At the top there was a small gap through which we would abseil down the other side. I was the last one up and the belay was crowded. I had no view of what was coming next. The others periodically peered through the gap and made positive sounding noises “ you'll love this ski Abs” “it really nice” Urrrrm I sometimes find that my idea of nice and my companions ideas don't entirely coincide. I wait on tenterhooks for my turn to look. Roeland lowered the others down and I edged closer until it was my turn. I looked down to John and Sam who were waiting for me at the bottom and Heather had already started skiing. It looked steep with deep powder and quite chopped up. Roeland lowered me down initially over rock with a dusting of snow and then deep powder which my feet and lower leg disappear into, sometimes so deep I though they might get stuck and I would end up upside down - I alway imagine the worst! This didn't happen and I arrived with John and Sam, not feeling that a ski from that point was a fun prospect. I shouted up to Roeland “ can I be lowered again to that nice less steep bit? “ “yes no problem” came the answer. Roleand came down and built another belay with his skis and pole buried in the deep snow. Pretty soon I was another rope length lower but still out of my depth, so I waited for Roeland to ski down and give me some tips.
We set off, predictably I wasn't keen to put a turn in, pointing my skis down this gradient seem to go against all sanity and while I told my self to turn my body simply refused, I looked at Roeland, this could be a long afternoon, he remained patient. “ill put in a outward facing kick turn “ I said pretending that is what I had planned to do all along. Problem was this was another trick I had learned the week before, on much less steep ground, if i sounded confident, I wasn't. I kicked myself a platform in the snow and tentatively pickup my downhill ski, balanced precariously on one ski staring down the slope I twisted my knee and placed my ski down pointing the opposite way. Now I was stood in an awkward and twisted position. I tentatively weighted the lower ski and spun the other ski to join it in the opposite direction. Then I was able to traverse down again without having to ski a turn. I did a few of these until the ground became less steep. Eventually with a lot of coaxing from Roeland I did my first turn, the powder was deep and My skis took an age to respond to the turn. Once I Had done a few I begin to settle down and enjoy the skiing. As we continued to descend I began to enjoy myself more and more. The snow was deep and fluffy and I was making fresh tracks. I stopped to look back at the line I had skied, stretching out behind me were curved s snapped tracks reaching as far as I could see, we had descended a long way in a short time - I am sold ski descents are way better than walking down. Slight problem - my legs have become like jelly. My thighs burn every time I ski and the gap between me needing to rest is getting shorter and the final part of the ski down was by far the most challenging.
At the bottom of the slope was a little forest. Pretty in summer, treacherous in winter on skis. Skiing down through the trees wasn't easy. It requires you to turn on demand and at speed. Slowing or stopping options are limited if not non existent.
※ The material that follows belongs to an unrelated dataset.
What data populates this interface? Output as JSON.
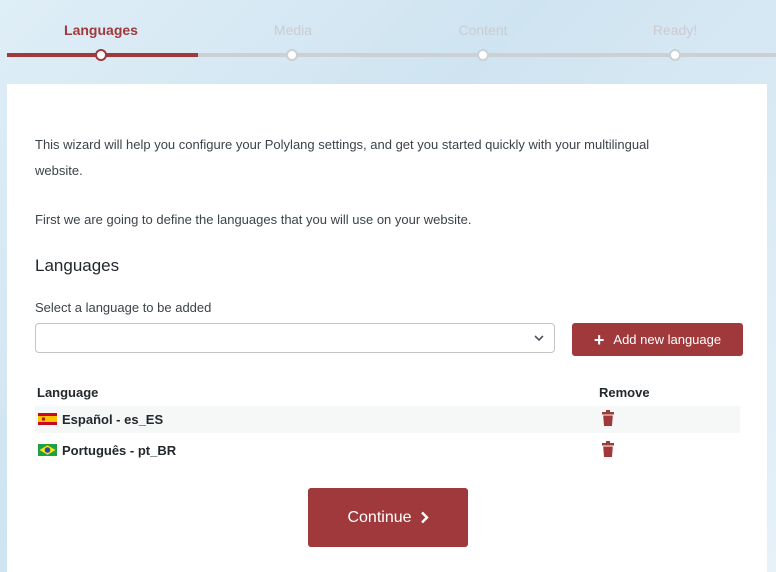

Your a bit like a ball rolling down a hill gaining momentum and your direction is dictated by the features of the slope rather than your will. Trees are a hazard and need to be avoided. Needless to say the only way I could get through the forest was to follow Roeland exactly, go where he goes, stop where he stops ( without crashing into him) and use his massive snow plow technique to maintain some kind of control on my speed.
Eventually we emerge out of the trees and see the road - what an adventure, what a seance of achievement I need to buy you a pint Roeland only you don't drink - a Majito maybe ?